What to work on: An unaltered copy of every line below is the expected output.

Data for the task:
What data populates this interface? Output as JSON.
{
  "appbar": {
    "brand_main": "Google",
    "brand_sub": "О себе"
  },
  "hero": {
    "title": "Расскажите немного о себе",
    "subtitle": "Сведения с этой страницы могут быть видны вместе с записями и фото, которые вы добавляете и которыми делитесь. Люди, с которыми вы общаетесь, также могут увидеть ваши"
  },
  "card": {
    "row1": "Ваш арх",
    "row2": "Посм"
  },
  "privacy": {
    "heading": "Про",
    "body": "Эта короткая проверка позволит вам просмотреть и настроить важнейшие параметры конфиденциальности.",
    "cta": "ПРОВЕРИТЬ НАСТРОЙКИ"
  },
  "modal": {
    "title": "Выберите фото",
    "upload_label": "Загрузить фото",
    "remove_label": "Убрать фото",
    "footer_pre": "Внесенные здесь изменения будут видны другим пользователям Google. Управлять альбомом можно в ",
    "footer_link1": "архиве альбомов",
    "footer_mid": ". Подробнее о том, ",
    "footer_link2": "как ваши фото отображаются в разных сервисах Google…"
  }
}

Result for this task:
What data populates this interface? Output as JSON.
{
  "appbar": {
    "brand_main": "Google",
    "brand_sub": "О себе"
  },
  "hero": {
    "title": "Расскажите немного о себе",
    "subtitle": "Сведения с этой страницы могут быть видны вместе с записями и фото, которые вы добавляете и которыми делитесь. Люди, с которыми вы общаетесь, также могут увидеть ваши"
  },
  "card": {
    "row1": "Ваш арх",
    "row2": "Посм"
  },
  "privacy": {
    "heading": "Про",
    "body": "Эта короткая проверка позволит вам просмотреть и настроить важнейшие параметры конфиденциальности.",
    "cta": "ПРОВЕРИТЬ НАСТРОЙКИ"
  },
  "modal": {
    "title": "Выберите фото",
    "upload_label": "Загрузить фото",
    "remove_label": "Убрать фото",
    "footer_pre": "Внесенные здесь изменения будут видны другим пользователям Google. Управлять альбомом можно в ",
    "footer_link1": "архиве альбомов",
    "footer_mid": ". Подробнее о том, ",
    "footer_link2": "как ваши фото отображаются в разных сервисах Google…"
  }
}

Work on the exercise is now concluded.